Lay of the Land: Life is short but (summer) love lasts forever
Summer means cemetery Masses and an abundance of artificial wreaths for sale in a supermarket on the outskirts of this country town. Though Theresa from the country market was at the real-deal fresh flowers stand outside, pondering plants to put on her Dad's grave.
For life is short, even if these summer days seem to last forever. A funeral procession passing over the bridge is a poignant sight, the sun shining down incongruously.
Fortunately, fair weather brings its frivolous flip-side, with June the traditional month for getting married. In the rather brilliant Bassett's Restaurant on Marsh Street, John Bassett was marking its first day by hosting a double brides wedding - the marquee offering spectacular views of the floodplain, grass blurred by a blizzard of golden buttercups.
"Can we test the sound system?" asked one of the two blushing brides-to-be. "Sure," John said, laughing. Another venue hosting a happily ever after was the Watergarden Cafe and Gardens, its little arched bridge symbolising the transition from single to married status. No doubt Scatman John, man about town and pivotal member of the Camphill Community behind this oasis, was on hand to offer his popular DJ services.
In the old days, everyone in the townland was expected to attend a wedding. One local pair of lovebirds tweaked this to fit 21st century Ireland by bringing their best man and his boyfriend with them on their honeymoon.

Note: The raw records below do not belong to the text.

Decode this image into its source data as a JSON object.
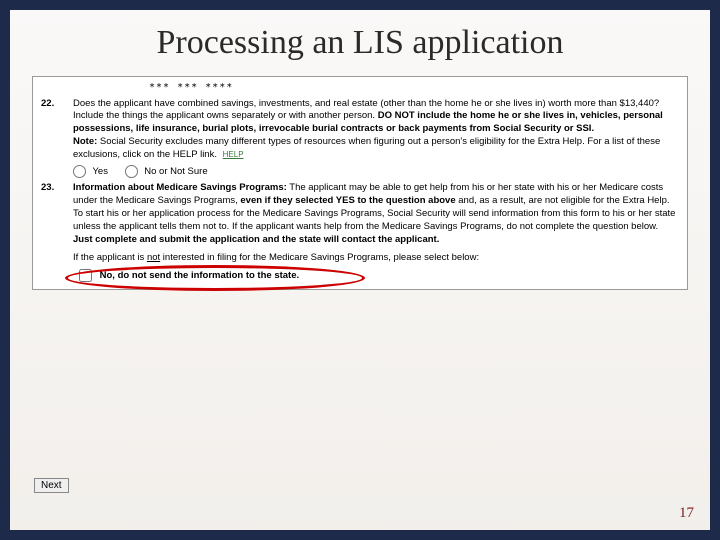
{
  "slide": {
    "title": "Processing an LIS application",
    "pageNumber": "17"
  },
  "mask": "***    ***    ****",
  "q22": {
    "number": "22.",
    "intro": "Does the applicant have combined savings, investments, and real estate (other than the home he or she lives in) worth more than $13,440? Include the things the applicant owns separately or with another person. ",
    "boldExclude": "DO NOT include the home he or she lives in, vehicles, personal possessions, life insurance, burial plots, irrevocable burial contracts or back payments from Social Security or SSI.",
    "noteLabel": "Note:",
    "noteText": " Social Security excludes many different types of resources when figuring out a person's eligibility for the Extra Help. For a list of these exclusions, click on the HELP link.",
    "helpLink": "HELP",
    "yes": "Yes",
    "no": "No or Not Sure"
  },
  "q23": {
    "number": "23.",
    "heading": "Information about Medicare Savings Programs:",
    "part1": " The applicant may be able to get help from his or her state with his or her Medicare costs under the Medicare Savings Programs, ",
    "bold1": "even if they selected YES to the question above",
    "part2": " and, as a result, are not eligible for the Extra Help. To start his or her application process for the Medicare Savings Programs, Social Security will send information from this form to his or her state unless the applicant tells them not to. If the applicant wants help from the Medicare Savings Programs, do not complete the question below. ",
    "bold2": "Just complete and submit the application and the state will contact the applicant.",
    "subIntro1": "If the applicant is ",
    "subNot": "not",
    "subIntro2": " interested in filing for the Medicare Savings Programs, please select below:",
    "checkboxLabel": "No, do not send the information to the state."
  },
  "nextButton": "Next"
}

While a widower, whose terminally ill husband recently passed away, became the father figure who gave away '50 and fabulous', who had marked her mid century with a hooley that would put folk half her age to shame.
As often seems to happen, the British blow-in came to Ireland for a holiday and ended up making it her home - until politics threatened to destroy her Irish rural romance, that is, Brexit being the trigger for tying the knot. For though her partner is a Paddy at heart, he lacks his lover's hallmark of an Irish blood connection. So she did the decent thing and made an honest Irishman of him, showing that things come full circle. For back in 1366, the Statutes of Kilkenny declared that no monk of Irish race should be accepted in abbeys within the English Pale.
This included Jerpoint Abbey, just up the road, where the Abbot Thomas, an Irishman, had to pay 40 shillings to obtain the rights accruing to an English subject.
Surely you should never limit love to certain nationalities. Just as no one in this country need dare not speak whatever the nature of its name is any longer. Though whatever combination Cupid chooses a couple to be, an old Irish belief advises neither party to sing at their own wedding. Better leave that to the Song of Solomon, with its sublime lyrics: "Set me as a seal upon thine heart... for love is strong as death."
Which surely, like flowers, says it all.